Trumpeter and composer Randy Sandke has performed at festivals, clubs, and concerts around the world. He has toured Europe over forty times and performed extensively throughout Japan, the U.S., Canada, Brazil, and India.
Randy has recorded over thirty albums as a leader, primarily on the Concord, Evening Star, Arbors and Nagel-Heyer label. A recent discography, published by the Dutch jazz scholar Gerard Beilderman, runs to 53 pages. Among the artists Mr. Sandke has recorded with include the instrumentalists Michael Brecker, Benny Goodman, Kenny Barron, Dick Hyman, Mulgrew Miller, Bill Charlap, Eric Reed, Frank Wess, Ray Anderson, Chris Potter, Sweets Edison, Flip Phillips, Scott Hamilton, Wycliffe Gordon, Warren Vache, and Mel Lewis; singers include Mel Torme, Jon Hendricks, Rosemary Clooney, Cab Calloway, John Pizzarelli, Ann Hampton Callaway, Gregory Hines, Art Garfunkel, Barbara Carroll, Dr. John, Karrin Allyson, Susannah McCorkle, as well as appearances with Diane Reeves, Sting, Elton John, Billy Joel, Bette Midler, James Taylor, Seth McFarlane, Chaka Khan, Jimmy Witherspoon, Odetta, Catherine Russell, Billy Eckstine, and Joe Williams.
Randy Sandke has played on the soundtracks of several films, including Francis Ford Coppola’s “The Cotton Club,” Neil Simon’s “Brighton Beach Memories,” “American Splendor,” and five Woody Allen movies.
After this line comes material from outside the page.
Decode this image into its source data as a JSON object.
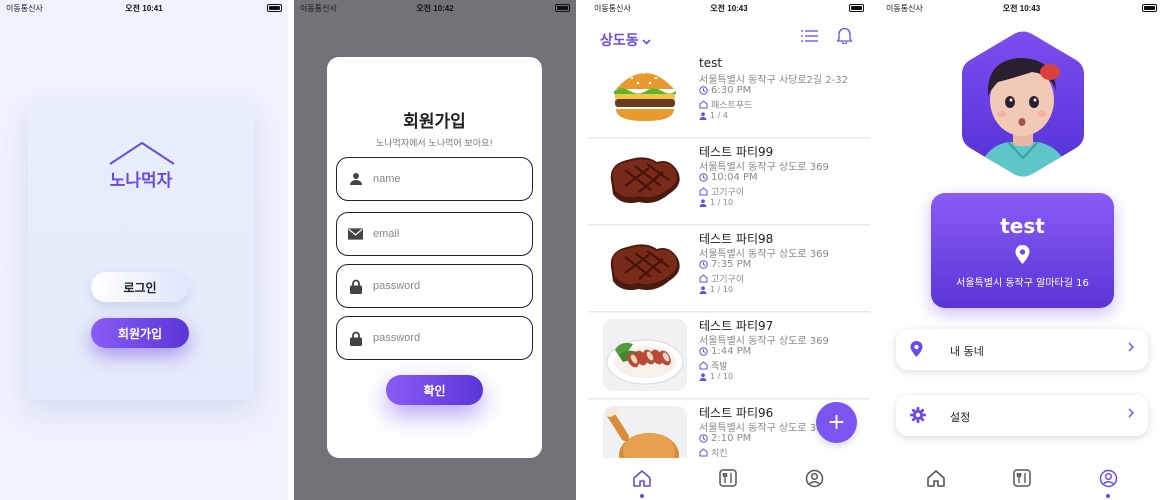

On Broadway, Randy played in the production of “Chicago” with Beebe Neuwirth at the City Center, which launched the hugely successful revivals on stage and screen. Randy also played the on-stage Harry James trumpet solo, which climaxes the show “Fosse.” He recorded all trumpet solos for the recent production of “Ma Rainey’s Black Bottom” starring Whoopee Goldberg. He has performed on television in Japan, Sweden, Switzerland, Germany, Italy, in the U.S. with Benny Goodman for a PBS special, and on the Late Show with David Letterman.
As a composer, Randy Sandke has received two grants from the National Endowment for the Arts, and has had pieces performed at Carnegie Hall, the 92nd St. YMHA, the Greenwich House in New York City, and Avery Fischer Hall at Lincoln Center. The Carnegie Hall Jazz Band has performed six of his suites. In 1998, the Concord Concerto label released an album featuring several of Mr. Sandke’s orchestral compositions in performances by the Bulgarian National Orchestra. Over ninety of Mr. Sandke’s pieces have been recorded. In July of 2003 his “Subway Ballet” was performed at the 92nd St. Y in New York City. He has written arrangements for Sting, Elton John, the King of Thailand, and transcriptions for Wynton Marsalis and the Lincoln Center Jazz Orchestra.
Randy Sandke’s book Harmony for a New Millennium was published by Hal Leonard, Inc. in 2002 It details a method of exploring non-tonal harmony in the context of both composition and improvisation. Artists who have endorsed the book include Jon Faddis, Joshua Redman, Maria Schneider, Dick Hyman, Nicholas Payton, and Michael Brecker. Randy has also written scholarly articles on jazz history for the Oxford Companion to Jazz and the Rutgers University Annual Review of Jazz Studies. In 2010, his book Where the Dark and the Light Folks Meet: Race and the Mythology, Politics, and Business of Jazz was published by Rowan and Littlefield Press. He has been a guest lecturer at the Julliard School, Manhattan School of Music, the New School, Hofstra University, Rutgers University, Hampshire College, William Paterson University, Hamilton College, and the University of Arizona.
Mr. Sandke is listed in the standard biographical sources, such as the “Encyclopedia of Jazz,” and most jazz CD reference guides. Jazz Times ran a feature article on him in the October 2002 issue, and the English magazine Jazz Journal profiled Randy in a two-part cover story in 1996 and again in 2012. In 2004 and 2005 Randy Sandke was the subject of feature articles in The Village Voice and The Wall Street Journal.